By Jack Denton
European markets tread water on Tuesday, with many indexes hovering around flat or dipping into the red, as the price of oil continued its march higher into pre-pandemic highs.
The pan-European Stoxx 600 /zigman2/quotes/210599654/delayed XX:SXXP -1.01% fell 0.3%, while London’s FTSE 100 /zigman2/quotes/210598409/delayed UK:UKX -0.28% and Paris’ CAC 40 /zigman2/quotes/210597958/delayed FR:PX1 -0.81% were both slightly below flat. Frankfurt’s DAX /zigman2/quotes/210597999/delayed DX:DAX -0.93% fell near 0.5% after hitting an all-time high on Monday.
Dow futures /zigman2/quotes/210598065/realtime DJIA -0.56% were pointing down near 40 points, set for a weak open after rising more than 237 points on Monday to close at 31,385.
Markets were mixed in early European trading as momentum from the rally over the past week appeared to slow.
The progress of the COVID-19 vaccine rollout in much of Europe, set against the backdrop of worries about vaccine efficacy in the face of new variants of the coronavirus that causes the disease, remains a wider concern.
Michael Hewson, an analyst at CMC Markets, said that investor enthusiasm in Europe “is much more muted, and perhaps a little more cautious, despite the DAX pushing up to record highs yesterday, with markets here opening mixed.”
“This failure is a little perplexing given that the recent moves in commodity prices, as well as yields are more likely to suit the likes of the FTSE 100 big caps of big oil and the banks, however concerns over the travel sector still appear to be acting as a drag,” Hewson said.
However, Hewson noted the “continued buoyancy in global equity markets,” largely due to broader optimism over reflation and an eventual recovery.
But oil hasn’t paused for breath since benchmark Brent broke the $60 per barrel threshold on Monday — a landmark price signifying pre-pandemic highs. It is pushed a further 0.5% higher on Tuesday to close in on $60.90.
Oil prices are now at their highest since January 2020, with crude in the midst of its longest rally in more than two years.
European-listed oil stocks all rose in early trading, with shares in BP /zigman2/quotes/202286639/delayed UK:BP +1.25% , Royal Dutch Shell /zigman2/quotes/206428183/delayed UK:RDSA +0.80% , and Eni /zigman2/quotes/209584888/delayed IT:ENI +1.04% all lifting.
Total was one of the biggest risers, surging near 3% on the back of strong oil prices and upbeat quarterly results.

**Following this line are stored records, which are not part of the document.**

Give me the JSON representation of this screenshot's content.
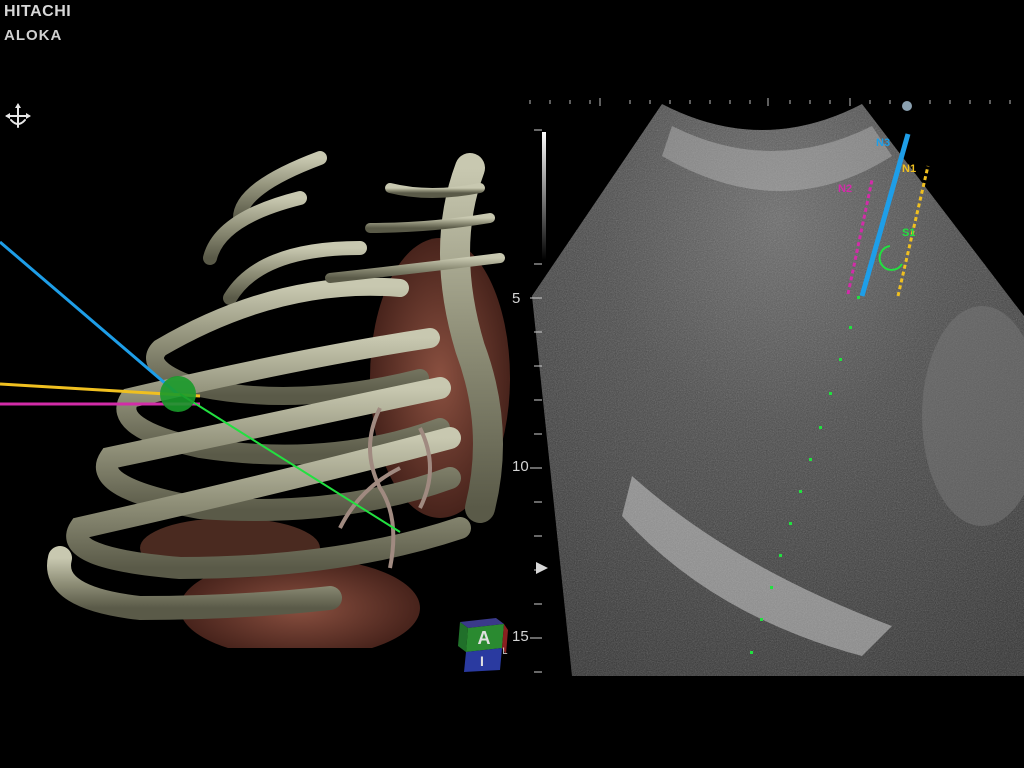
{
  "brand": {
    "line1": "HITACHI",
    "line2": "ALOKA"
  },
  "icons": {
    "navigation": "move-cursor-icon",
    "orientation_cube": "orientation-cube-icon",
    "focus_marker": "focus-marker-icon"
  },
  "orientation": {
    "front": "A",
    "bottom": "I",
    "side": "L"
  },
  "depth_scale": {
    "labels": [
      "5",
      "10",
      "15"
    ]
  },
  "needles": [
    {
      "label": "N3",
      "color": "#1e9ee8"
    },
    {
      "label": "N2",
      "color": "#d22ca8"
    },
    {
      "label": "N1",
      "color": "#f0c020"
    },
    {
      "label": "S1",
      "color": "#18c030"
    }
  ],
  "colors": {
    "needle_blue": "#1e9ee8",
    "needle_magenta": "#d22ca8",
    "needle_yellow": "#f0c020",
    "guide_green": "#22e040",
    "bone": "#a8a890",
    "tissue": "#6a3a30"
  }
}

The French oil major said earnings largely rebounded in the fourth quarter of 2020 as oil prices stabilized, capping a turbulent year. A $10 billion write-down on assets, largely due to the pandemic, pushed the group to a $7.2 billion loss for the full year.
Shares in Ocado /zigman2/quotes/207225647/delayed UK:OCDO -4.87% , the high-tech British grocer that has emerged as one of the “stay-at-home economy” winners through the pandemic with its delivery service, traded near 2% lower in London following fourth-quarter results. Revenue came in slightly below expectations while earnings beat estimates. Analysts noted the stock move downward may be due to profit-taking, as the share price is up more than 120% from a year ago.
Bitcoin /zigman2/quotes/31322028/realtime BTCUSD -0.89% surged above $47,000 to fresh highs on Tuesday in the crypto asset’s most recent rally. The latest surge follows news that electric-vehicle maker Tesla /zigman2/quotes/203558040/composite TSLA +1.75% has bought $1.5 billion worth of bitcoin and may accept it in the future as payment.